The great American philosopher Alicia Keys once declared that “Big lights will inspire you” on a track with Jay-Z.
It’s this sentiment that I’ll be spending my summer trying to extrapolate to my mice. See, my project involves optogenetic stimulation of the brain. Optogenetics is a brain stimulation technique that relies on light. Basically, a surgeon puts some implants in a specific region of the mouse brain, we hook up the mice to some optic fibers, and then we use light on that brain region to stimulate it.
Optogenetics is a powerful technique because it allows us to pinpoint certain regions and see how behavior is altered by either activation or inhibition of those regions. In my project, we’re trying to see how activation and inhibition in the prefrontal cortex affects operant learning (learning to perform a task to obtain a reward). To test this, I’ve spent some time training mice to press a lever under different reward schedules.
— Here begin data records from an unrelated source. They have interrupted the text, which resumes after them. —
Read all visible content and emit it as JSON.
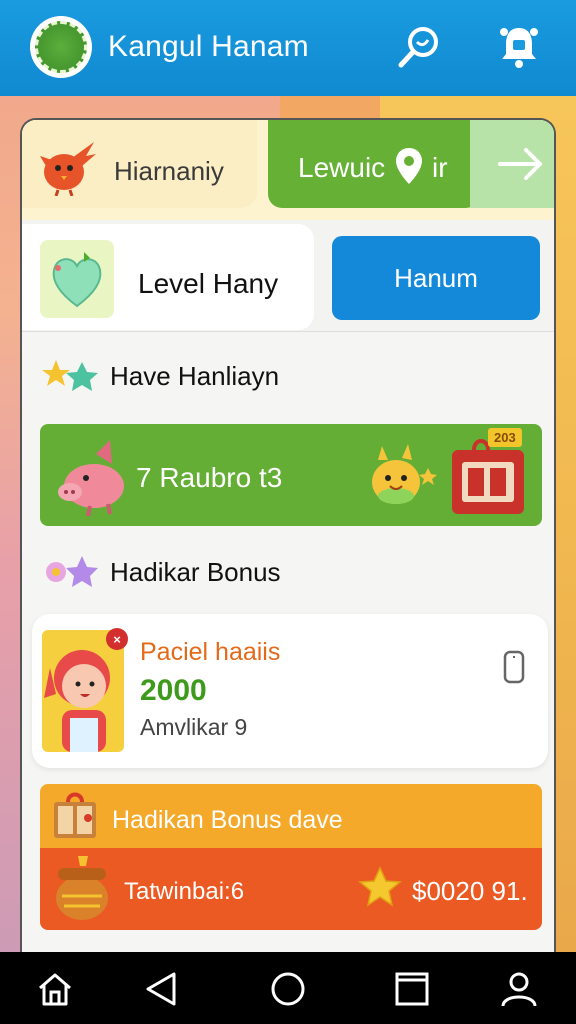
{
  "header": {
    "title": "Kangul Hanam",
    "icons": [
      "app-logo-icon",
      "search-icon",
      "bell-icon"
    ]
  },
  "tabs": {
    "left_label": "Hiarnaniy",
    "green_label": "Lewuic",
    "green_suffix": "ir"
  },
  "level": {
    "label": "Level Hany",
    "button_label": "Hanum"
  },
  "section1": {
    "title": "Have Hanliayn"
  },
  "promo": {
    "label": "7 Raubro t3",
    "badge": "203"
  },
  "section2": {
    "title": "Hadikar Bonus"
  },
  "reward_card": {
    "title": "Paciel haaiis",
    "amount": "2000",
    "subtitle": "Amvlikar 9"
  },
  "bonus": {
    "title": "Hadikan Bonus dave",
    "label": "Tatwinbai:6",
    "value": "$0020 91."
  },
  "colors": {
    "header": "#1a9be0",
    "green": "#64ae36",
    "blue_button": "#1489da",
    "orange": "#f5a92a",
    "red": "#ec5a24"
  }
}
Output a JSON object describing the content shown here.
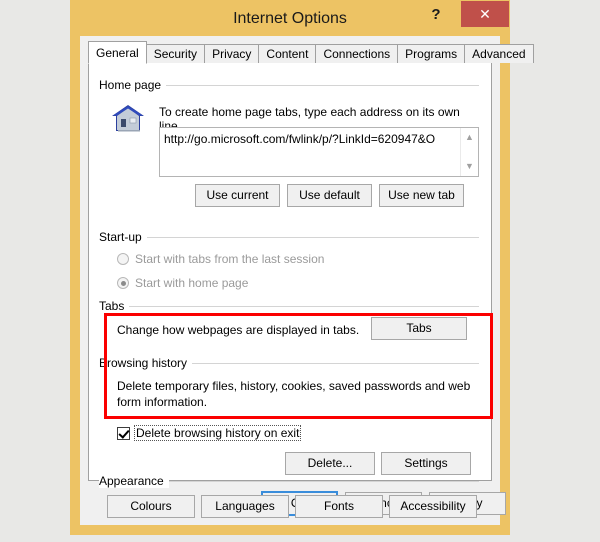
{
  "window": {
    "title": "Internet Options",
    "help_label": "?",
    "close_label": "✕",
    "frame_color": "#edc364",
    "close_color": "#c0504a",
    "desktop_color": "#e8e8e6"
  },
  "tabs": [
    {
      "label": "General",
      "active": true
    },
    {
      "label": "Security",
      "active": false
    },
    {
      "label": "Privacy",
      "active": false
    },
    {
      "label": "Content",
      "active": false
    },
    {
      "label": "Connections",
      "active": false
    },
    {
      "label": "Programs",
      "active": false
    },
    {
      "label": "Advanced",
      "active": false
    }
  ],
  "home_page": {
    "group_title": "Home page",
    "icon": "house-icon",
    "description": "To create home page tabs, type each address on its own line.",
    "url_value": "http://go.microsoft.com/fwlink/p/?LinkId=620947&O",
    "scroll_up": "▲",
    "scroll_down": "▼",
    "buttons": {
      "use_current": "Use current",
      "use_default": "Use default",
      "use_new_tab": "Use new tab"
    }
  },
  "startup": {
    "group_title": "Start-up",
    "options": [
      {
        "label": "Start with tabs from the last session",
        "selected": false,
        "disabled": true
      },
      {
        "label": "Start with home page",
        "selected": true,
        "disabled": true
      }
    ]
  },
  "tabs_section": {
    "group_title": "Tabs",
    "description": "Change how webpages are displayed in tabs.",
    "button_label": "Tabs"
  },
  "browsing_history": {
    "group_title": "Browsing history",
    "description_line1": "Delete temporary files, history, cookies, saved passwords and web",
    "description_line2": "form information.",
    "checkbox_label": "Delete browsing history on exit",
    "checkbox_checked": true,
    "delete_button": "Delete...",
    "settings_button": "Settings",
    "highlight_color": "#fb0000"
  },
  "appearance": {
    "group_title": "Appearance",
    "buttons": {
      "colours": "Colours",
      "languages": "Languages",
      "fonts": "Fonts",
      "accessibility": "Accessibility"
    }
  },
  "footer": {
    "ok": "OK",
    "cancel": "Cancel",
    "apply": "Apply",
    "default_accent": "#3a8ddb"
  }
}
First, they learned that one press of a small lever leads to the release of one pellet of food. After 3 days of that schedule, I ramped it up to 5 lever presses for one pellet of food, and then finally to 10 lever presses for one pellet of food. The first day, they’ll take two hours and maybe press the lever 20 times or so, but within 2 days of training, they’ll press it 50 times in less than 10 minutes. It’s just like us humans— if we’re hungry and want food, we’ll figure out what it takes to get it.
After the first 9 days of training and eagerness to see the results of the experiment, I initialized the optogenetic stimulation for the first time on Saturday. The operant conditioning chambers in the lab are each equipped with motion sensors to track when the mice put their little heads in the feeding area and each box is connected to two computers that control the illumination and track how many times each mouse presses the lever to obtain a food pellet. Right now, I’m focused on collecting data and processing it so that I can start to make graphs for the analysis this upcoming week.
If I’m able to observe a significant change in the lever pressing behavior in response to illumination, we could develop a more detailed model of the operant learning pathway that’s being studied in other projects in the lab as well. The results from Saturday and Sunday will be my first optogenetic results of the summer, and I’m looking forward to seeing if the data I gathered can implicate the implanted brain region into the operant learning pathway.